## YOUR INSTRUCTIONS
Give the number of lines in the data that contain "BTCUSD", and nothing more.

------------------------------------------------------------------------

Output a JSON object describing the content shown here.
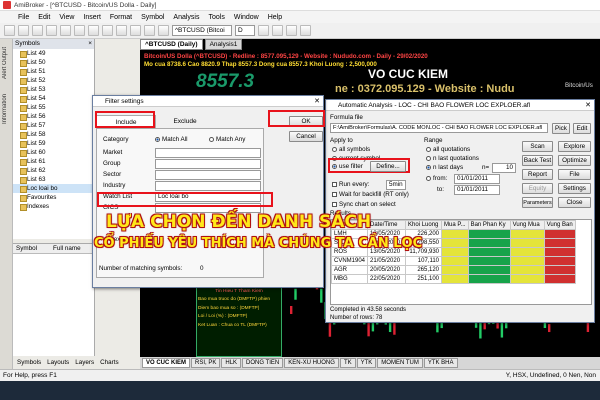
{
  "window": {
    "title": "AmiBroker - [^BTCUSD - Bitcoin/US Dolla        - Daily]",
    "menu": [
      "File",
      "Edit",
      "View",
      "Insert",
      "Format",
      "Symbol",
      "Analysis",
      "Tools",
      "Window",
      "Help"
    ]
  },
  "toolbar": {
    "symbol_combo": "^BTCUSD (Bitcoi",
    "interval_combo": "D"
  },
  "side_strip": {
    "tab1": "Alert Output",
    "tab2": "Information"
  },
  "symbols_panel": {
    "title": "Symbols",
    "items": [
      "List 49",
      "List 50",
      "List 51",
      "List 52",
      "List 53",
      "List 54",
      "List 55",
      "List 56",
      "List 57",
      "List 58",
      "List 59",
      "List 60",
      "List 61",
      "List 62",
      "List 63",
      "Loc loai bo",
      "Favourites",
      "Indexes"
    ],
    "columns": [
      "Symbol",
      "Full name"
    ]
  },
  "left_tabs": [
    "Symbols",
    "Layouts",
    "Layers",
    "Charts"
  ],
  "chart": {
    "tabs": [
      "^BTCUSD (Daily)",
      "Analysis1"
    ],
    "line1": "Bitcoin/US Dolla    (^BTCUSD) - Redline : 8577.095,129 - Website : Nududo.com - Daily - 29/02/2020",
    "line2": "Mo cua 8738.6  Cao 8820.9  Thap 8557.3  Dong cua 8557.3  Khoi Luong : 2,500,000",
    "price": "8557.3",
    "watermark_name": "VO CUC KIEM",
    "watermark_phone": "ne : 0372.095.129 - Website : Nudu",
    "right_label": "Bitcoin/Us",
    "bottom_box": [
      "Bao mua than khien ^BTCUSD la : 9425.4",
      "Lo / Loi (%) : 2.521.10 (Nghien dong)",
      "Tin Hieu T Tham Kiem",
      "Bao mua truoc do (DMFTP) phien",
      "Diem bao mua so : (DMFTP)",
      "Loi / Loi (%) : (DMFTP)",
      "Ket Luan : Chua co TL (DMFTP)"
    ],
    "bottom_tabs": [
      "VO CUC KIEM",
      "RSI, PK",
      "HLK",
      "DONG TIEN",
      "KEN-XU HUONG",
      "TK",
      "YTK",
      "MOMEN TUM",
      "YTK BHA"
    ]
  },
  "filter_dialog": {
    "title": "Filter settings",
    "tab_include": "Include",
    "tab_exclude": "Exclude",
    "ok": "OK",
    "cancel": "Cancel",
    "category_label": "Category",
    "match_all": "Match All",
    "match_any": "Match Any",
    "rows": [
      {
        "label": "Market",
        "value": ""
      },
      {
        "label": "Group",
        "value": ""
      },
      {
        "label": "Sector",
        "value": ""
      },
      {
        "label": "Industry",
        "value": ""
      },
      {
        "label": "Watch List",
        "value": "Loc loai bo"
      },
      {
        "label": "GICS",
        "value": ""
      }
    ],
    "index_row": "Index",
    "matching_label": "Number of matching symbols:",
    "matching_count": "0"
  },
  "analysis_dialog": {
    "title": "Automatic Analysis - LOC - CHI BAO FLOWER LOC EXPLOER.afl",
    "formula_file_label": "Formula file",
    "formula_path": "F:\\AmiBroker\\Formulas\\A. CODE MOI\\LOC - CHI BAO FLOWER LOC EXPLOER.afl",
    "pick": "Pick",
    "edit": "Edit",
    "apply_to": "Apply to",
    "all_symbols": "all symbols",
    "current_symbol": "current symbol",
    "use_filter": "use filter",
    "define": "Define...",
    "range": "Range",
    "all_quotations": "all quotations",
    "last_quotations": "n last quotations",
    "last_days": "n last days",
    "n_label": "n=",
    "n_value": "10",
    "from_label": "from:",
    "from_date": "01/01/2011",
    "to_label": "to:",
    "to_date": "01/01/2011",
    "run_every": "Run every:",
    "run_every_value": "5min",
    "wait_backfill": "Wait for backfill (RT only)",
    "sync_chart": "Sync chart on select",
    "buttons": [
      "Scan",
      "Explore",
      "Back Test",
      "Optimize",
      "Report",
      "File",
      "Equity",
      "Parameters",
      "Settings",
      "Close"
    ],
    "results_label": "Results",
    "table": {
      "headers": [
        "Ticker",
        "Date/Time",
        "Khoi Luong",
        "Mua P...",
        "Ban Phan Ky",
        "Vung Mua",
        "Vung Ban"
      ],
      "rows": [
        [
          "LMH",
          "13/05/2020",
          "226,200"
        ],
        [
          "SJC",
          "21/05/2020",
          "298,550"
        ],
        [
          "ROS",
          "13/05/2020",
          "11,709,930"
        ],
        [
          "CVNM1904",
          "21/05/2020",
          "107,110"
        ],
        [
          "AGR",
          "20/05/2020",
          "265,120"
        ],
        [
          "MBG",
          "22/05/2020",
          "251,100"
        ]
      ]
    },
    "completed": "Completed in 43.58 seconds",
    "num_rows": "Number of rows: 78"
  },
  "overlay": {
    "line1": "LỰA CHỌN ĐẾN DANH SÁCH",
    "line2": "CỔ PHIẾU YÊU THÍCH MÀ CHÚNG TA CẦN LỌC"
  },
  "status": {
    "left": "For Help, press F1",
    "right": "Y, HSX, Undefined, 0 Nen, Non"
  },
  "colors": {
    "highlight": "#e8121b",
    "overlay_text": "#ffe81a",
    "chart_bg": "#000000",
    "bar_green": "#17a34a",
    "bar_yellow": "#e4e43a",
    "bar_red": "#d0302f"
  }
}
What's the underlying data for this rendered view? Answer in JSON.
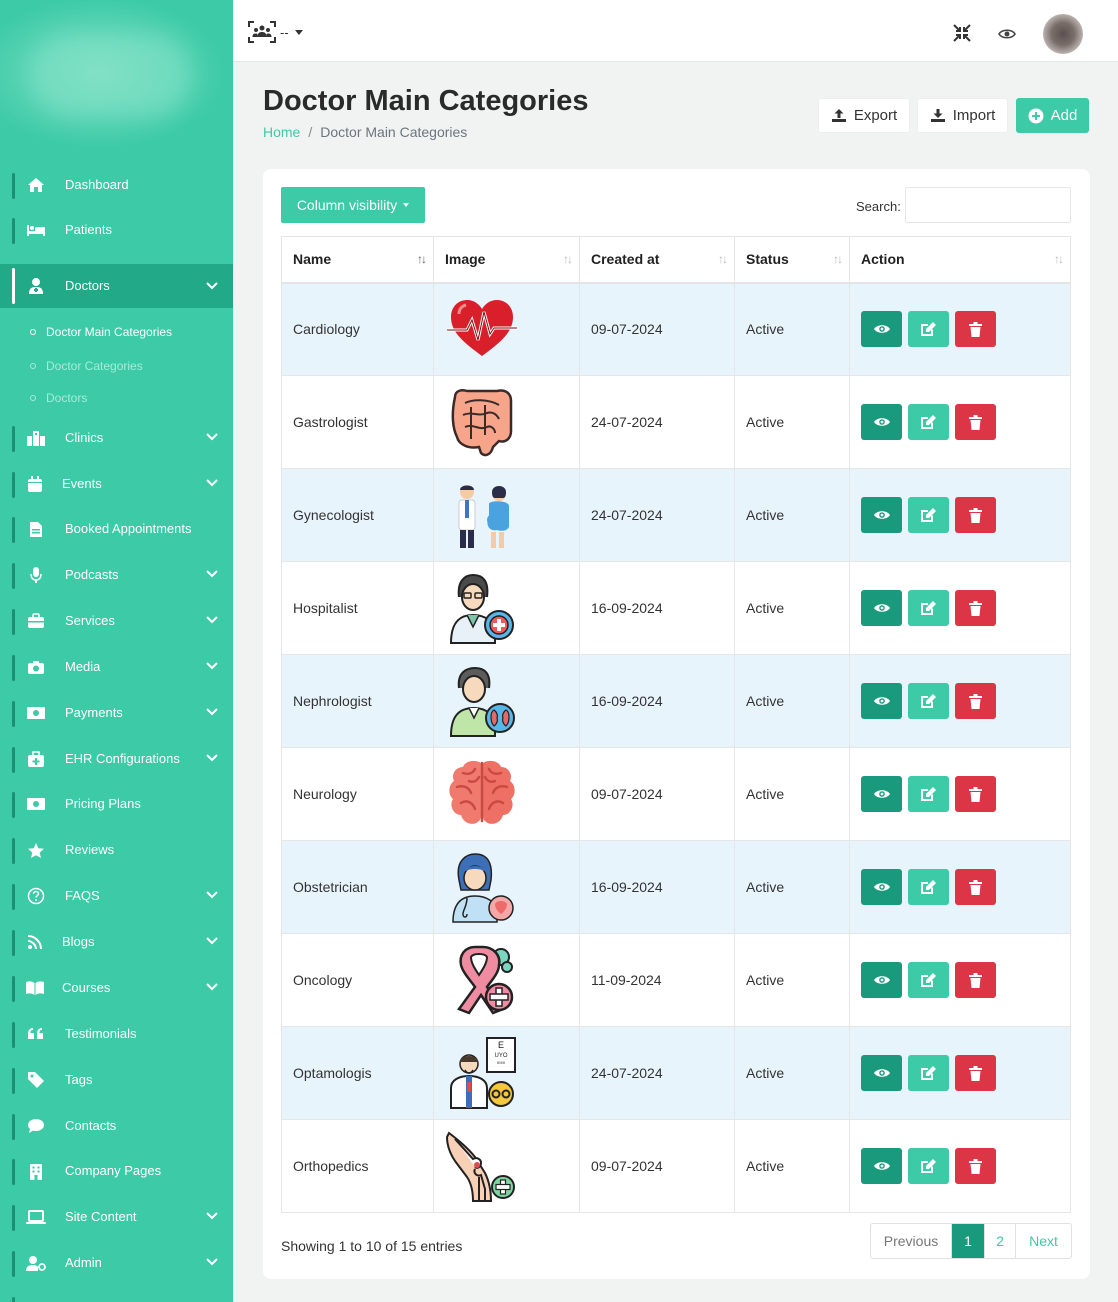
{
  "sidebar": {
    "items": [
      {
        "label": "Dashboard",
        "icon": "home-icon"
      },
      {
        "label": "Patients",
        "icon": "bed-icon"
      },
      {
        "label": "Doctors",
        "icon": "doctor-icon"
      },
      {
        "label": "Clinics",
        "icon": "building-icon"
      },
      {
        "label": "Events",
        "icon": "calendar-icon"
      },
      {
        "label": "Booked Appointments",
        "icon": "file-icon"
      },
      {
        "label": "Podcasts",
        "icon": "microphone-icon"
      },
      {
        "label": "Services",
        "icon": "briefcase-icon"
      },
      {
        "label": "Media",
        "icon": "camera-icon"
      },
      {
        "label": "Payments",
        "icon": "money-icon"
      },
      {
        "label": "EHR Configurations",
        "icon": "medkit-icon"
      },
      {
        "label": "Pricing Plans",
        "icon": "money-bill-icon"
      },
      {
        "label": "Reviews",
        "icon": "star-icon"
      },
      {
        "label": "FAQS",
        "icon": "question-icon"
      },
      {
        "label": "Blogs",
        "icon": "rss-icon"
      },
      {
        "label": "Courses",
        "icon": "book-icon"
      },
      {
        "label": "Testimonials",
        "icon": "quote-icon"
      },
      {
        "label": "Tags",
        "icon": "tag-icon"
      },
      {
        "label": "Contacts",
        "icon": "comment-icon"
      },
      {
        "label": "Company Pages",
        "icon": "building-icon"
      },
      {
        "label": "Site Content",
        "icon": "laptop-icon"
      },
      {
        "label": "Admin",
        "icon": "user-cog-icon"
      }
    ],
    "sub_items": [
      "Doctor Main Categories",
      "Doctor Categories",
      "Doctors"
    ]
  },
  "topbar": {
    "selector_text": "--"
  },
  "header": {
    "title": "Doctor Main Categories",
    "breadcrumb_home": "Home",
    "breadcrumb_sep": "/",
    "breadcrumb_current": "Doctor Main Categories",
    "export_label": "Export",
    "import_label": "Import",
    "add_label": "Add"
  },
  "table": {
    "column_visibility_label": "Column visibility",
    "search_label": "Search:",
    "columns": [
      "Name",
      "Image",
      "Created at",
      "Status",
      "Action"
    ],
    "rows": [
      {
        "name": "Cardiology",
        "image": "heart-icon",
        "created_at": "09-07-2024",
        "status": "Active"
      },
      {
        "name": "Gastrologist",
        "image": "intestine-icon",
        "created_at": "24-07-2024",
        "status": "Active"
      },
      {
        "name": "Gynecologist",
        "image": "gynecologist-icon",
        "created_at": "24-07-2024",
        "status": "Active"
      },
      {
        "name": "Hospitalist",
        "image": "hospitalist-icon",
        "created_at": "16-09-2024",
        "status": "Active"
      },
      {
        "name": "Nephrologist",
        "image": "nephrologist-icon",
        "created_at": "16-09-2024",
        "status": "Active"
      },
      {
        "name": "Neurology",
        "image": "brain-icon",
        "created_at": "09-07-2024",
        "status": "Active"
      },
      {
        "name": "Obstetrician",
        "image": "obstetrician-icon",
        "created_at": "16-09-2024",
        "status": "Active"
      },
      {
        "name": "Oncology",
        "image": "ribbon-icon",
        "created_at": "11-09-2024",
        "status": "Active"
      },
      {
        "name": "Optamologis",
        "image": "eye-chart-icon",
        "created_at": "24-07-2024",
        "status": "Active"
      },
      {
        "name": "Orthopedics",
        "image": "knee-joint-icon",
        "created_at": "09-07-2024",
        "status": "Active"
      }
    ],
    "showing_text": "Showing 1 to 10 of 15 entries",
    "pagination": {
      "previous": "Previous",
      "pages": [
        "1",
        "2"
      ],
      "next": "Next",
      "current": "1"
    }
  },
  "colors": {
    "primary": "#3ccaa7",
    "dark": "#1a9a7c",
    "danger": "#dc3545"
  }
}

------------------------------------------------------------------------

## EXERCISE RESULT
5